* **PROBLEM REQUIREMENTS**
Please reproduce all entries word for word, leaving every image behind.

--

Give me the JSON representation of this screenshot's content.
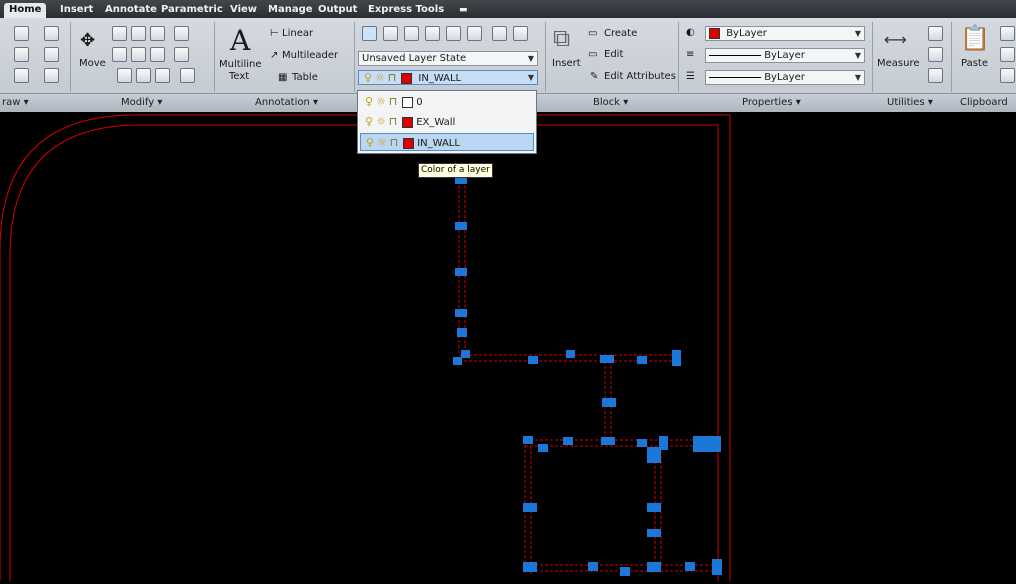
{
  "tabs": [
    "Home",
    "Insert",
    "Annotate",
    "Parametric",
    "View",
    "Manage",
    "Output",
    "Express Tools"
  ],
  "panels": {
    "draw": "raw ▾",
    "modify": "Modify ▾",
    "annotation": "Annotation ▾",
    "block": "Block ▾",
    "properties": "Properties ▾",
    "utilities": "Utilities ▾",
    "clipboard": "Clipboard"
  },
  "modify": {
    "move": "Move"
  },
  "annotation": {
    "multiline_text_1": "Multiline",
    "multiline_text_2": "Text",
    "linear": "Linear",
    "multileader": "Multileader",
    "table": "Table"
  },
  "layers": {
    "state": "Unsaved Layer State",
    "current": "IN_WALL",
    "items": [
      {
        "name": "0",
        "color": "#ffffff"
      },
      {
        "name": "EX_Wall",
        "color": "#e00000"
      },
      {
        "name": "IN_WALL",
        "color": "#e00000"
      }
    ]
  },
  "block": {
    "insert": "Insert",
    "create": "Create",
    "edit": "Edit",
    "edit_attributes": "Edit Attributes"
  },
  "properties": {
    "color": "ByLayer",
    "linetype": "ByLayer",
    "lineweight": "ByLayer"
  },
  "utilities": {
    "measure": "Measure"
  },
  "clipboard": {
    "paste": "Paste"
  },
  "tooltip": "Color of a layer",
  "colors": {
    "accent": "#1b78d8",
    "wall": "#d40000"
  }
}
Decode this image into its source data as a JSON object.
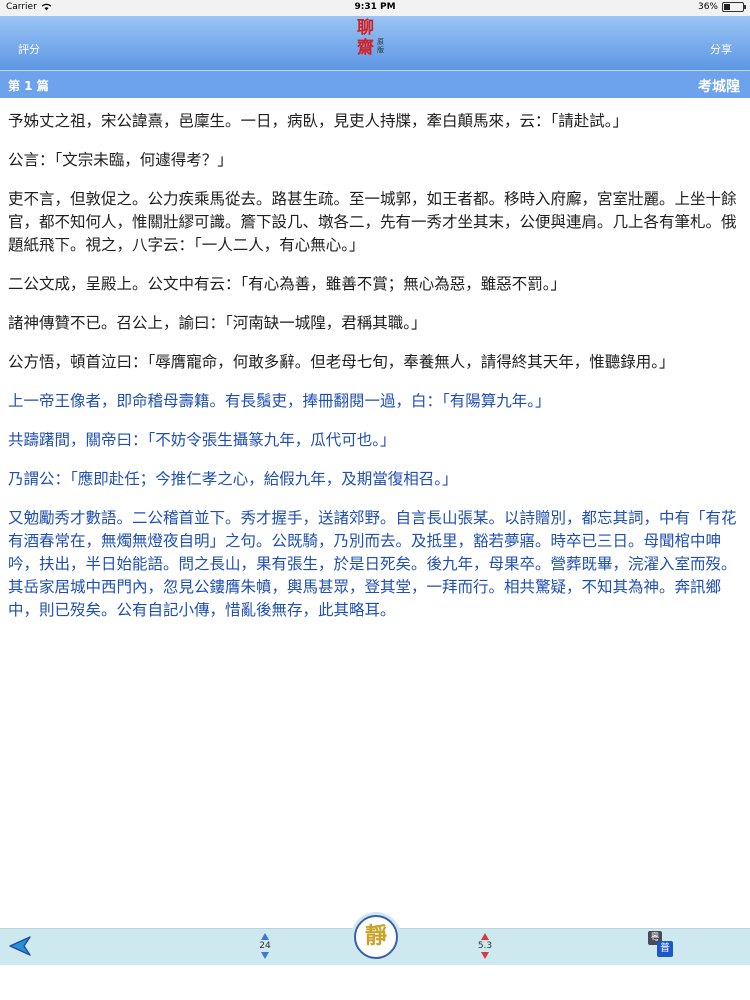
{
  "status_bar": {
    "carrier": "Carrier",
    "time": "9:31 PM",
    "battery": "36%"
  },
  "nav": {
    "left_label": "評分",
    "right_label": "分享",
    "logo_char_1": "聊",
    "logo_char_2": "齋",
    "logo_small": "原版",
    "bar_color": "#6da2ec"
  },
  "chapter": {
    "number": "第 1 篇",
    "title": "考城隍"
  },
  "content": {
    "paragraphs": [
      "予姊丈之祖，宋公諱熹，邑廩生。一日，病臥，見吏人持牒，牽白顛馬來，云：「請赴試。」",
      "公言：「文宗未臨，何遽得考？」",
      "吏不言，但敦促之。公力疾乘馬從去。路甚生疏。至一城郭，如王者都。移時入府廨，宮室壯麗。上坐十餘官，都不知何人，惟關壯繆可識。簷下設几、墩各二，先有一秀才坐其末，公便與連肩。几上各有筆札。俄題紙飛下。視之，八字云：「一人二人，有心無心。」",
      "二公文成，呈殿上。公文中有云：「有心為善，雖善不賞；無心為惡，雖惡不罰。」",
      "諸神傳贊不已。召公上，諭曰：「河南缺一城隍，君稱其職。」",
      "公方悟，頓首泣曰：「辱膺寵命，何敢多辭。但老母七旬，奉養無人，請得終其天年，惟聽錄用。」",
      "上一帝王像者，即命稽母壽籍。有長鬚吏，捧冊翻閱一過，白：「有陽算九年。」",
      "共躊躇間，關帝曰：「不妨令張生攝篆九年，瓜代可也。」",
      "乃謂公：「應即赴任；今推仁孝之心，給假九年，及期當復相召。」",
      "又勉勵秀才數語。二公稽首並下。秀才握手，送諸郊野。自言長山張某。以詩贈別，都忘其詞，中有「有花有酒春常在，無燭無燈夜自明」之句。公既騎，乃別而去。及抵里，豁若夢寤。時卒已三日。母聞棺中呻吟，扶出，半日始能語。問之長山，果有張生，於是日死矣。後九年，母果卒。營葬既畢，浣濯入室而歿。其岳家居城中西門內，忽見公鏤膺朱幩，輿馬甚眾，登其堂，一拜而行。相共驚疑，不知其為神。奔訊鄉中，則已歿矣。公有自記小傳，惜亂後無存，此其略耳。"
    ]
  },
  "toolbar": {
    "stepper_a_value": "24",
    "stepper_b_value": "5.3",
    "mode_char": "靜",
    "fontset_char_1": "粵",
    "fontset_char_2": "普"
  }
}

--

* **FINISHED TASK**
Give me the JSON representation of this screenshot's content.
{
  "tabs": [
    "Home",
    "Insert",
    "Annotate",
    "Parametric",
    "View",
    "Manage",
    "Output",
    "Express Tools"
  ],
  "panels": {
    "draw": "raw ▾",
    "modify": "Modify ▾",
    "annotation": "Annotation ▾",
    "block": "Block ▾",
    "properties": "Properties ▾",
    "utilities": "Utilities ▾",
    "clipboard": "Clipboard"
  },
  "modify": {
    "move": "Move"
  },
  "annotation": {
    "multiline_text_1": "Multiline",
    "multiline_text_2": "Text",
    "linear": "Linear",
    "multileader": "Multileader",
    "table": "Table"
  },
  "layers": {
    "state": "Unsaved Layer State",
    "current": "IN_WALL",
    "items": [
      {
        "name": "0",
        "color": "#ffffff"
      },
      {
        "name": "EX_Wall",
        "color": "#e00000"
      },
      {
        "name": "IN_WALL",
        "color": "#e00000"
      }
    ]
  },
  "block": {
    "insert": "Insert",
    "create": "Create",
    "edit": "Edit",
    "edit_attributes": "Edit Attributes"
  },
  "properties": {
    "color": "ByLayer",
    "linetype": "ByLayer",
    "lineweight": "ByLayer"
  },
  "utilities": {
    "measure": "Measure"
  },
  "clipboard": {
    "paste": "Paste"
  },
  "tooltip": "Color of a layer",
  "colors": {
    "accent": "#1b78d8",
    "wall": "#d40000"
  }
}
Decode this image into its source data as a JSON object.
{
  "status_bar": {
    "carrier": "Carrier",
    "time": "9:31 PM",
    "battery": "36%"
  },
  "nav": {
    "left_label": "評分",
    "right_label": "分享",
    "logo_char_1": "聊",
    "logo_char_2": "齋",
    "logo_small": "原版",
    "bar_color": "#6da2ec"
  },
  "chapter": {
    "number": "第 1 篇",
    "title": "考城隍"
  },
  "content": {
    "paragraphs": [
      "予姊丈之祖，宋公諱熹，邑廩生。一日，病臥，見吏人持牒，牽白顛馬來，云：「請赴試。」",
      "公言：「文宗未臨，何遽得考？」",
      "吏不言，但敦促之。公力疾乘馬從去。路甚生疏。至一城郭，如王者都。移時入府廨，宮室壯麗。上坐十餘官，都不知何人，惟關壯繆可識。簷下設几、墩各二，先有一秀才坐其末，公便與連肩。几上各有筆札。俄題紙飛下。視之，八字云：「一人二人，有心無心。」",
      "二公文成，呈殿上。公文中有云：「有心為善，雖善不賞；無心為惡，雖惡不罰。」",
      "諸神傳贊不已。召公上，諭曰：「河南缺一城隍，君稱其職。」",
      "公方悟，頓首泣曰：「辱膺寵命，何敢多辭。但老母七旬，奉養無人，請得終其天年，惟聽錄用。」",
      "上一帝王像者，即命稽母壽籍。有長鬚吏，捧冊翻閱一過，白：「有陽算九年。」",
      "共躊躇間，關帝曰：「不妨令張生攝篆九年，瓜代可也。」",
      "乃謂公：「應即赴任；今推仁孝之心，給假九年，及期當復相召。」",
      "又勉勵秀才數語。二公稽首並下。秀才握手，送諸郊野。自言長山張某。以詩贈別，都忘其詞，中有「有花有酒春常在，無燭無燈夜自明」之句。公既騎，乃別而去。及抵里，豁若夢寤。時卒已三日。母聞棺中呻吟，扶出，半日始能語。問之長山，果有張生，於是日死矣。後九年，母果卒。營葬既畢，浣濯入室而歿。其岳家居城中西門內，忽見公鏤膺朱幩，輿馬甚眾，登其堂，一拜而行。相共驚疑，不知其為神。奔訊鄉中，則已歿矣。公有自記小傳，惜亂後無存，此其略耳。"
    ]
  },
  "toolbar": {
    "stepper_a_value": "24",
    "stepper_b_value": "5.3",
    "mode_char": "靜",
    "fontset_char_1": "粵",
    "fontset_char_2": "普"
  }
}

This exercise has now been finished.